“Though the BoE’s temporary bond buying programme triggered falls in swap rates, they remain high, and a number of banks have already responded by significantly increasing interest rates on their mortgage products,” Goodwin said in a note Friday.
“A scenario whereby house prices crash, adding to the already-strong headwinds on consumer spending, is looking increasingly likely,” Goodwin added.
Oxford Economics estimates that if interest rates remain at the levels currently being offered, house prices are approximately “30% overvalued based on the affordability of mortgage payments.”
“The high prevalence of fixed rates deals will help to cushion the blow in terms of existing mortgagors, but it’s hard to see how a sharp drop in transactions and a marked correction in prices can be avoided,” Goodwin said.
Kallum Pickering, senior economist at Berenberg, noted that the housing market had already begun a downturn in recent months, owing to a broad-based demand slowdown linked to rising borrowing costs and a hit to real incomes.
“But following the panic selling in the gilt market and fears that the BoE could raise the bank rate to 6.0% by early next year, banks have started to pull mortgage deals in a rush,” Pickering said in a note Monday.

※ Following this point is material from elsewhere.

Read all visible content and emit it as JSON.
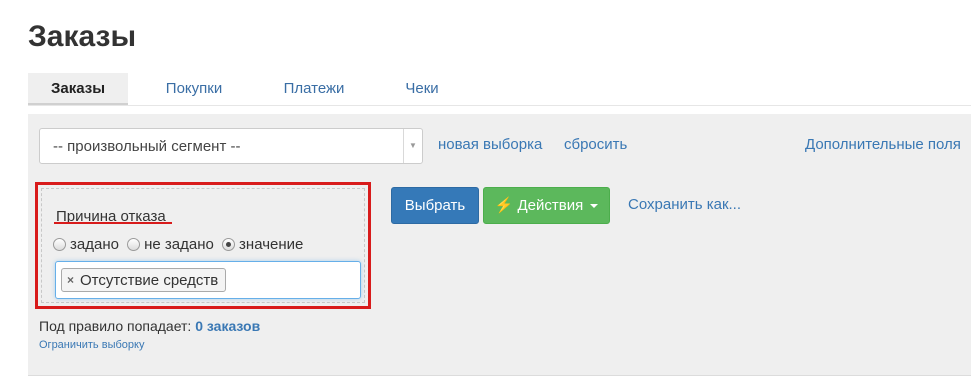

A number of banks suspended mortgage deals for new customers, and many have now returned to the market with significantly higher rates.
“Some banks have upped the rate offers on their five year fixed 75% loan-to-value mortgages to the 5.0-5.5% range, with close to 6% for new mortgages. That is almost 200bp above the August average for comparable mortgages,” Pickering added.

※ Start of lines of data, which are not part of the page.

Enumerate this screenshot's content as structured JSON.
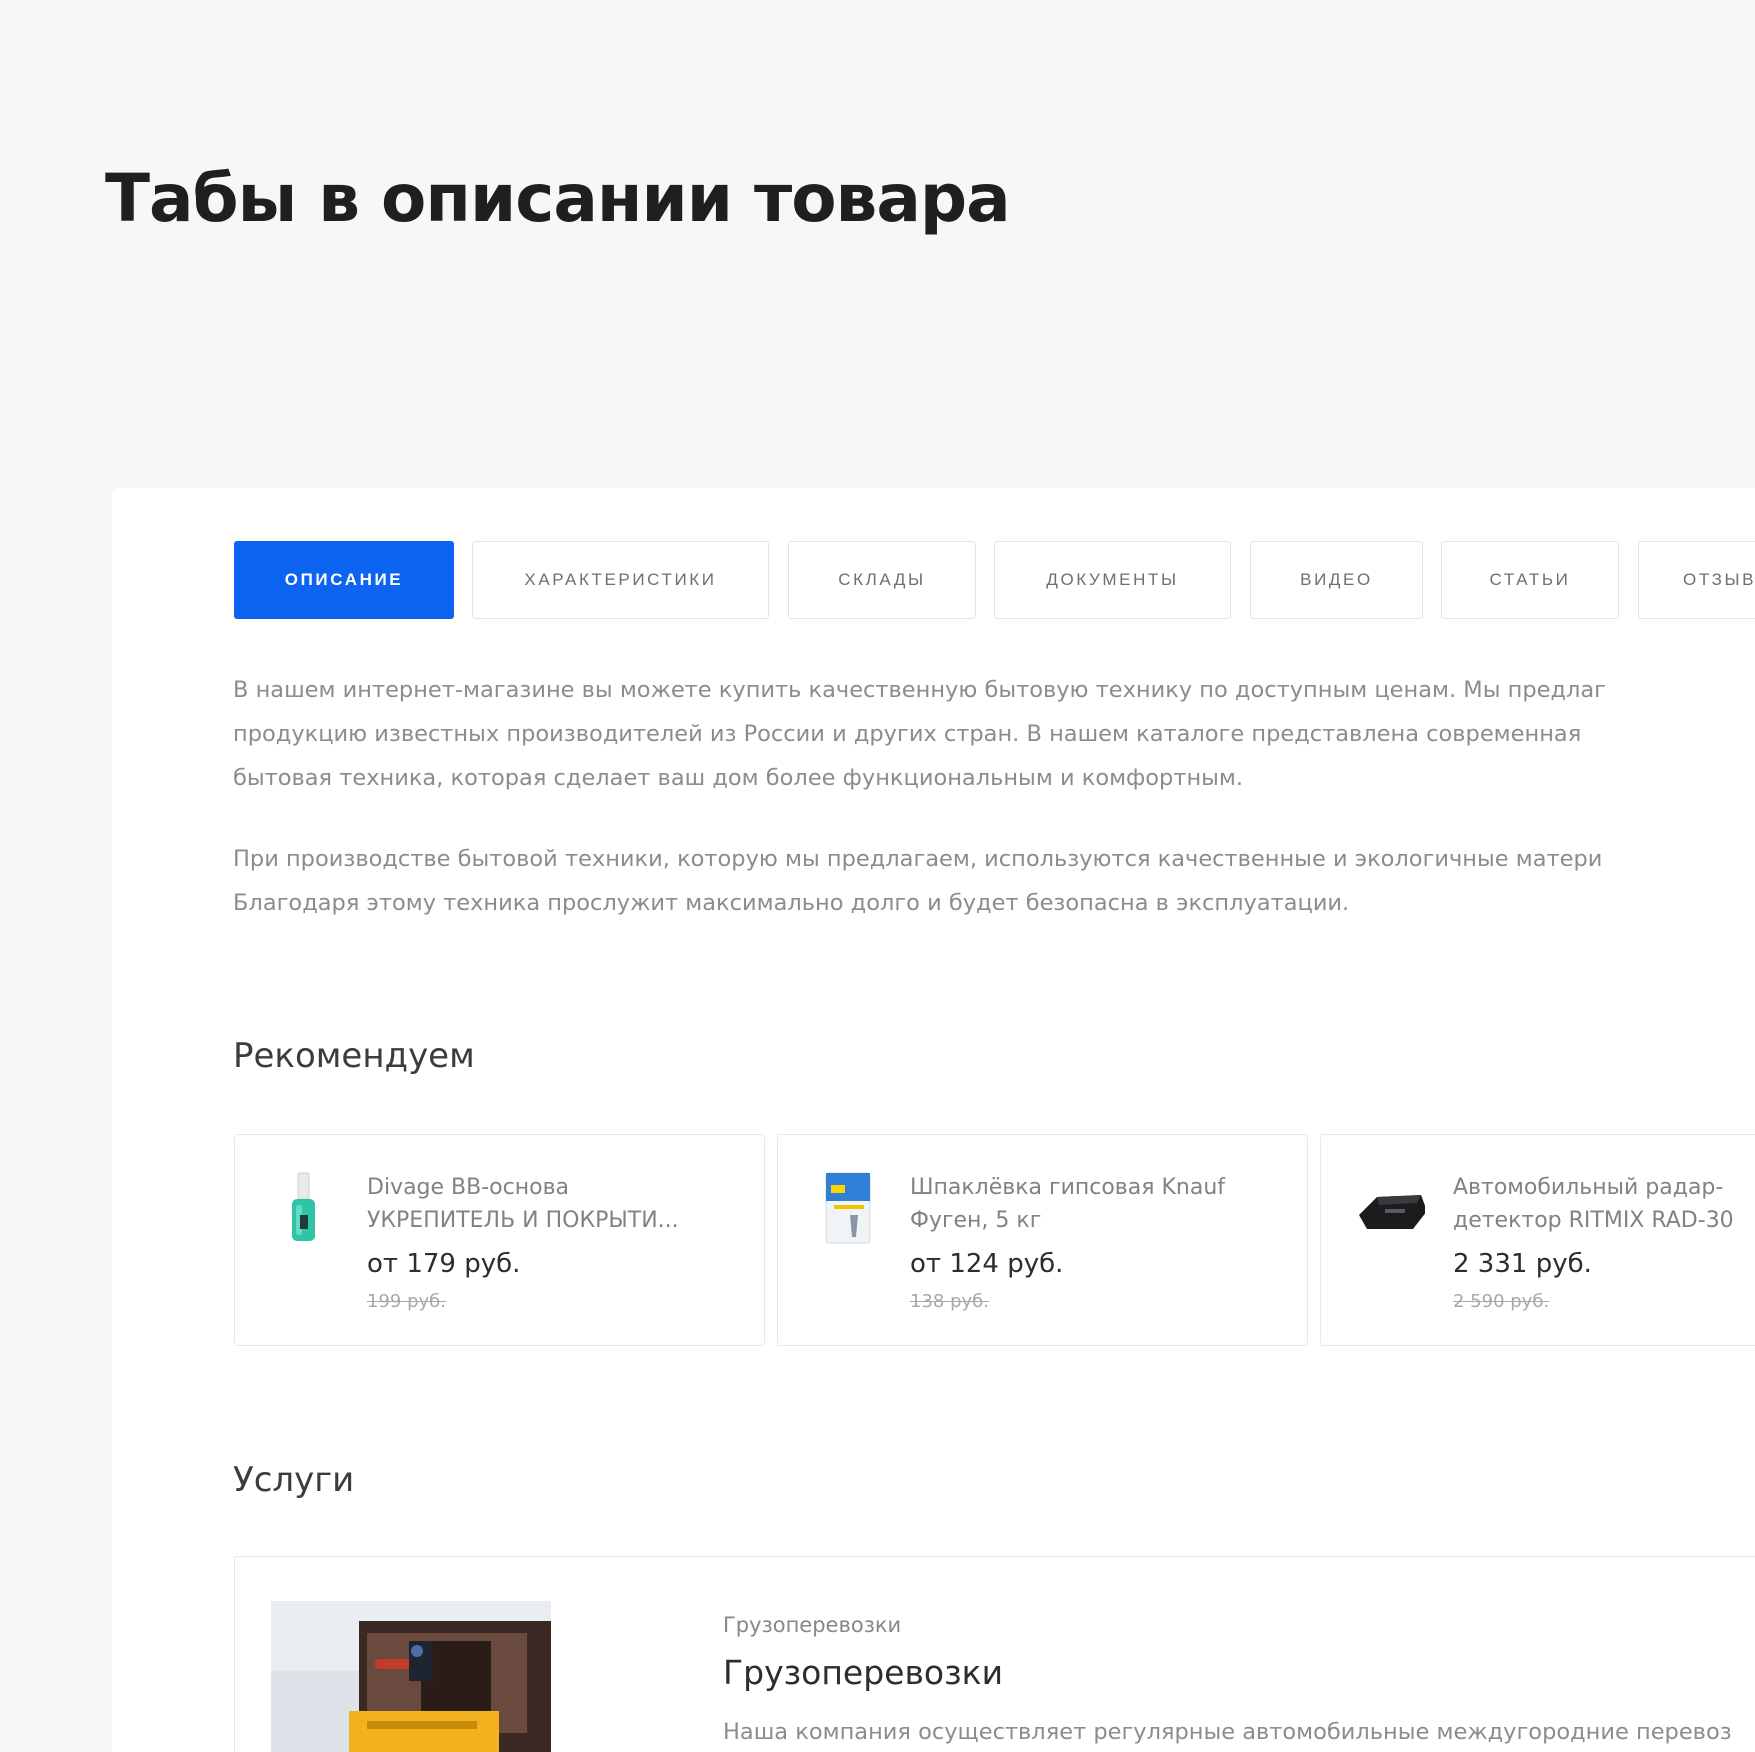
{
  "page": {
    "title": "Табы в описании товара"
  },
  "tabs": [
    {
      "label": "ОПИСАНИЕ",
      "active": true
    },
    {
      "label": "ХАРАКТЕРИСТИКИ",
      "active": false
    },
    {
      "label": "СКЛАДЫ",
      "active": false
    },
    {
      "label": "ДОКУМЕНТЫ",
      "active": false
    },
    {
      "label": "ВИДЕО",
      "active": false
    },
    {
      "label": "СТАТЬИ",
      "active": false
    },
    {
      "label": "ОТЗЫВ",
      "active": false
    }
  ],
  "description": {
    "paragraphs": [
      {
        "lines": [
          "В нашем интернет-магазине вы можете купить качественную бытовую технику по доступным ценам. Мы предлаг",
          "продукцию известных производителей из России и других стран. В нашем каталоге представлена современная",
          "бытовая техника, которая сделает ваш дом более функциональным и комфортным."
        ]
      },
      {
        "lines": [
          "При производстве бытовой техники, которую мы предлагаем, используются качественные и экологичные матери",
          "Благодаря этому техника прослужит максимально долго и будет безопасна в эксплуатации."
        ]
      }
    ]
  },
  "recommend": {
    "title": "Рекомендуем",
    "items": [
      {
        "name_line1": "Divage BB-основа",
        "name_line2": "УКРЕПИТЕЛЬ И ПОКРЫТИ...",
        "price": "от 179 руб.",
        "old_price": "199 руб.",
        "icon": "nail-polish-icon"
      },
      {
        "name_line1": "Шпаклёвка гипсовая Knauf",
        "name_line2": "Фуген, 5 кг",
        "price": "от 124 руб.",
        "old_price": "138 руб.",
        "icon": "putty-bag-icon"
      },
      {
        "name_line1": "Автомобильный радар-",
        "name_line2": "детектор RITMIX RAD-30",
        "price": "2 331 руб.",
        "old_price": "2 590 руб.",
        "icon": "radar-detector-icon"
      }
    ]
  },
  "services": {
    "title": "Услуги",
    "item": {
      "category": "Грузоперевозки",
      "title": "Грузоперевозки",
      "text": "Наша компания осуществляет регулярные автомобильные междугородние перевоз",
      "image": "forklift-truck-photo"
    }
  },
  "colors": {
    "accent": "#0c64f0",
    "background": "#f6f7f9",
    "card": "#ffffff"
  }
}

Interest rate expectations
Looking ahead, whether the fixed rates on mortgages remain elevated or begin to moderate will depend on the trajectory of interest rates expectations.
These have come off previous highs of over 6% after the government U-turned on its plan to scrap the top rate of income tax, but analysts do not expect this to quell the market’s skittishness.
The Bank of England has already hiked interest rates six times so far this year, from 0.25% at the end of 2021 to 2.25% currently. Markets are now pricing in an eventual rate of over 5% for most of 2023.
This is likely to come as a shock to many households after years of low interest rates.
DBRS Morningstar Senior Vice President Maria Rivas noted that given the combination of expected further interest rate rises and a slowing economy, banks will likely remain cautious when underwriting and pricing residential mortgages and other loan products in the months to come.
“For U.K. borrowers in particular, we consider the challenges may become evident sooner rather than later, given the nature of the U.K. market, where the majority of mortgages are based on short-term fixed rates of 2 to 5 years,” Rivas said.
Berenberg expects the eventual hike to average mortgage rates to be close to two percentage points. Pickering argued that this should not pose any “serious financial stability risks” to the U.K., given that British banks are well-capitalized and average household finances remain “solid” for now.
“However, higher mortgage rates will amplify the housing downturn in the near term – hurting consumption via negative wealth effects – and drag on the recovery thereafter as households continue to pay a higher interest burden,” he said.